By Carlyn Meyer
In 2012, Israeli PM Netanyahu stood before the UN General Assembly with a cartoon representation of an “Iranian bomb.” It was filled with red paint (uranium) up to a thick black line representing the ‘point of no return’ where Iran could produce a nuclear bomb within a few months. Or so we were told.
If Mr. Netanyahu were to return with the same graphic this year, however, the cartoon bomb would be empty, the red paint erased or dissolved. The negotiations of the P5+1 (permanent member states of the UN Security Council plus Germany) with Iran have already accomplished more than anyone thought possible a year ago. Signed last July, the Interim Agreement required Iran to deplete or convert its store of highly enriched uranium that Mr. Netanyahu warned us about. It prescribed more intrusive inspections and put more inspectors on the ground in Iran. Essentially, Iran’s nuclear program was put on hold.
Should the Interim Agreement expire November 24 with nothing to replace it, a historic achievement for nuclear nonproliferation would be nullified. Most nuclear and nonproliferation experts believe Iran can maintain a civilian nuclear program, as the Nuclear Nonproliferation Treaty allows, with enough transparency, restrictions and oversight from UN inspectors to cut off each of several pathways it could possibly use towards producing a bomb — a bomb even US intelligence says Iran hasn’t decided to craft.
Yet fierce opposition to the resolution of this issue stems from three sources. The right-wing in Iran does not believe their country should even be talking to the West. Critics in the American Congress have tried to impose new sanction, after Iran ‘cried uncle’ and started negotiating in good faith, that would derail the deal. And Israel, which is not a signer of the NTP, believes Iran should be barred from even civilian enrichment.
The American and Israeli critics don’t realize they are in danger of throwing the baby out with the bathwater. If a negotiated Permanent Agreement doesn’t replace the Interim accord or if the talks are not extended, Iran will resume producing highly enriched uranium. The new inspectors would leave and tighter inspector regimens would die. A historic achievement for nuclear nonproliferation would be nullified.
This does not make sense. An agreement is within reach.

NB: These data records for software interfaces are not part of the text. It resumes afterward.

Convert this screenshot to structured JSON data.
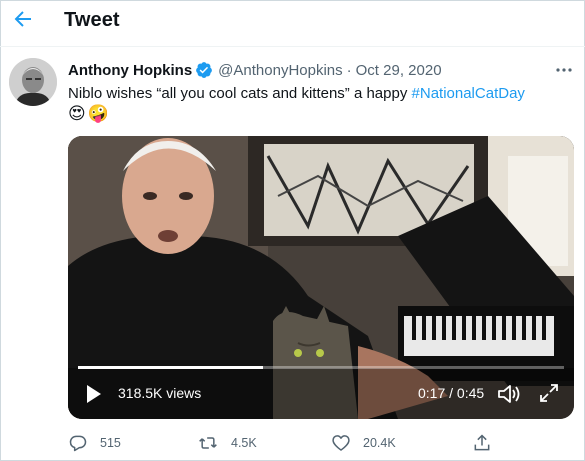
{
  "header": {
    "title": "Tweet",
    "back_icon": "arrow-left-icon",
    "accent_color": "#1d9bf0"
  },
  "tweet": {
    "author_name": "Anthony Hopkins",
    "verified_icon": "verified-badge-icon",
    "handle": "@AnthonyHopkins",
    "separator": "·",
    "date": "Oct 29, 2020",
    "more_icon": "more-horizontal-icon",
    "text_before": "Niblo wishes “all you cool cats and kittens” a happy ",
    "hashtag": "#NationalCatDay",
    "emojis": [
      "😍",
      "🤪"
    ]
  },
  "video": {
    "views": "318.5K views",
    "time": "0:17 / 0:45",
    "progress": 0.38,
    "play_icon": "play-icon",
    "volume_icon": "volume-icon",
    "fullscreen_icon": "expand-icon"
  },
  "actions": {
    "reply_count": "515",
    "retweet_count": "4.5K",
    "like_count": "20.4K",
    "reply_icon": "reply-icon",
    "retweet_icon": "retweet-icon",
    "like_icon": "heart-icon",
    "share_icon": "share-icon"
  }
}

The important of these talks transcends the immediate nuclear issue and gets to the heart of how we as a nation conduct foreign policy. Do we prefer one that keeps lurching towards military action far away from our shores or one that underscores diplomacy as the pillar of world cooperation, nonproliferation and peace?
Carlyn Meyer, former editor of the blog Read Between the Lines, writes on politics from her home in Chicago.
Related video added by Juan Cole: